- M. Gao†, C. Lu, H. Jean-Ruel, L. C. Liu, A. Marx, K. Onda, S-y. Koshihara, Y. Nakano, X. Shao, T. Hiramatsu, G. Saito, H. Yamochi, R. R. Cooney, G. Moriena, G. Sciaini† & R.J.D. Miller*. “Mapping Molecular Motions Leading to Charge Delocalization with Ultrabright Electrons” (†equal contributions) Nature 496, 343 (2013).
- M. Gao, H. Jean-Ruel, R. R. Cooney, J. Stampe, M. de Jong, M. Harb, G. Sciaini, G. Moriena & R.J.D. Miller*, “Full Characterization of RF Pulse Compressed Femtosecond Electron Pulses using Ponderomotive Scattering”. Opt. Express 20, 12048 (2012).
- G. Moriena, M. Hada, G. Sciaini, J. Matsuo and R.J.D. Miller*, “Femtosecond Electron Diffraction: Preparation and characterization of (110)-oriented bismuth films”. J. Appl. Phys. 111, 043504 (2012).
- M. Eichberger†, H. Schäfer†, M. Krumova, M. Beyer, J. Demsar, H. Berger, G. Moriena, G. Sciaini† & R.J.D. Miller*, “Snapshots of Cooperative Atomic Motions in the Optical Suppression of Charge Density Waves”. (†equal contributions). Nature 468, 799 (2010).
Please see Germán Sciaini's Google Scholar profile for a current list of his peer-reviewed articles.

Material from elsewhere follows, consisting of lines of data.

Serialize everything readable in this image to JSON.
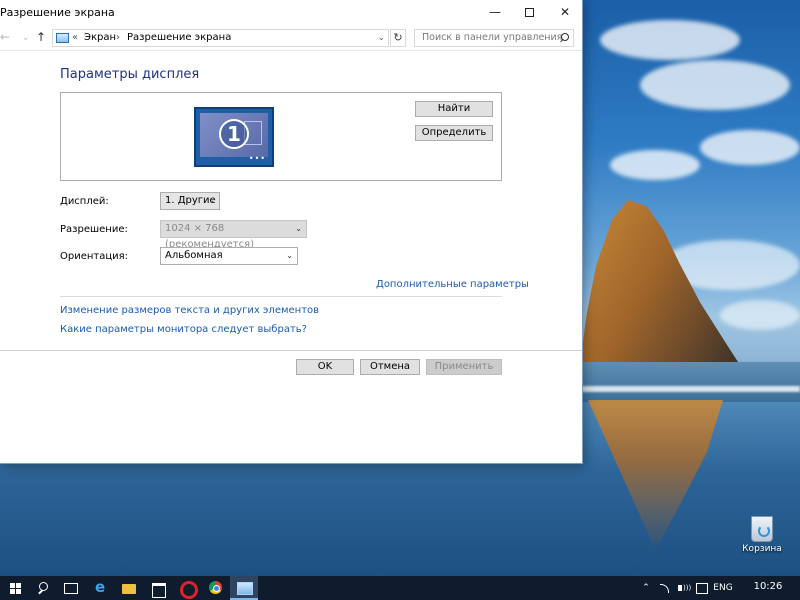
{
  "window": {
    "title": "Разрешение экрана",
    "controls": {
      "minimize": "—",
      "close": "✕"
    }
  },
  "address": {
    "lead": "«",
    "crumbs": [
      "Экран",
      "Разрешение экрана"
    ],
    "separator": "›",
    "search_placeholder": "Поиск в панели управления"
  },
  "content": {
    "heading": "Параметры дисплея",
    "monitor_number": "1",
    "buttons": {
      "find": "Найти",
      "detect": "Определить"
    },
    "fields": {
      "display": {
        "label": "Дисплей:",
        "value": "1. Другие"
      },
      "resolution": {
        "label": "Разрешение:",
        "value": "1024 × 768 (рекомендуется)"
      },
      "orientation": {
        "label": "Ориентация:",
        "value": "Альбомная"
      }
    },
    "advanced_link": "Дополнительные параметры",
    "links": [
      "Изменение размеров текста и других элементов",
      "Какие параметры монитора следует выбрать?"
    ],
    "dialog_buttons": {
      "ok": "OK",
      "cancel": "Отмена",
      "apply": "Применить"
    }
  },
  "desktop": {
    "recycle_bin_label": "Корзина"
  },
  "taskbar": {
    "apps": [
      "start",
      "search",
      "task-view",
      "edge",
      "file-explorer",
      "store",
      "opera",
      "chrome",
      "control-panel"
    ],
    "active_app": "control-panel",
    "language": "ENG",
    "time": "10:26"
  },
  "colors": {
    "link": "#1a5cb3",
    "heading": "#1e3287",
    "taskbar": "#0f1c2e"
  }
}
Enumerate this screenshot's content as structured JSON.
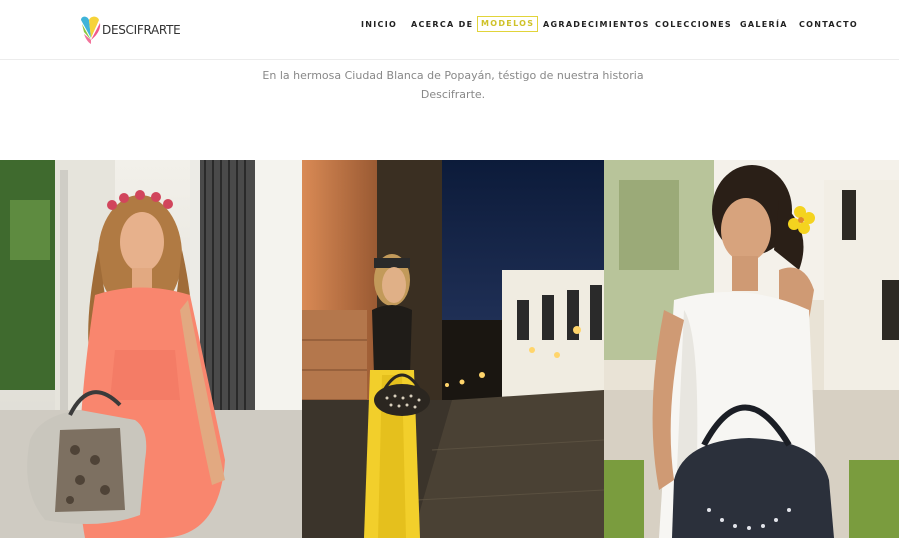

Awards and Distinctions
- Early Researcher Award, Ontario Ministry of Research, Innovation and Science, 2017
- Canada Research Chair (Tier 2), 2014
- First mention, Prof. Hans J. Schumacher award to the best PhD thesis in Chemical Physics in Argentina between 2006-2008, 2009
- First mention, Prof. Doctor Luis Federico Leloir award to the best PhD thesis in Chemistry in Argentina in 2006-2007, 2008
- Graduate fellowship, National Research Council of Argentina, 2002
- Graduate fellowship, National Agency of Science and Technology, Argentina, 2001
- Undergraduate research fellowship, University of Buenos Aires, 2000
University of Waterloo Affiliations
- Member of the Waterloo Institute for Nanotechnology
Professional Associations and Service
- Health and Safety committee member, 2015
- April 9, 2015: Waterloo researchers awarded Canada Research Chairs, funding
2006 Ph.D. Chemistry (Physical-Chemistry), University of Buenos Aires, Argentina
2001 Licenciado en Ciencias Químicas, School of Sciences, University of Buenos Aires, Argentina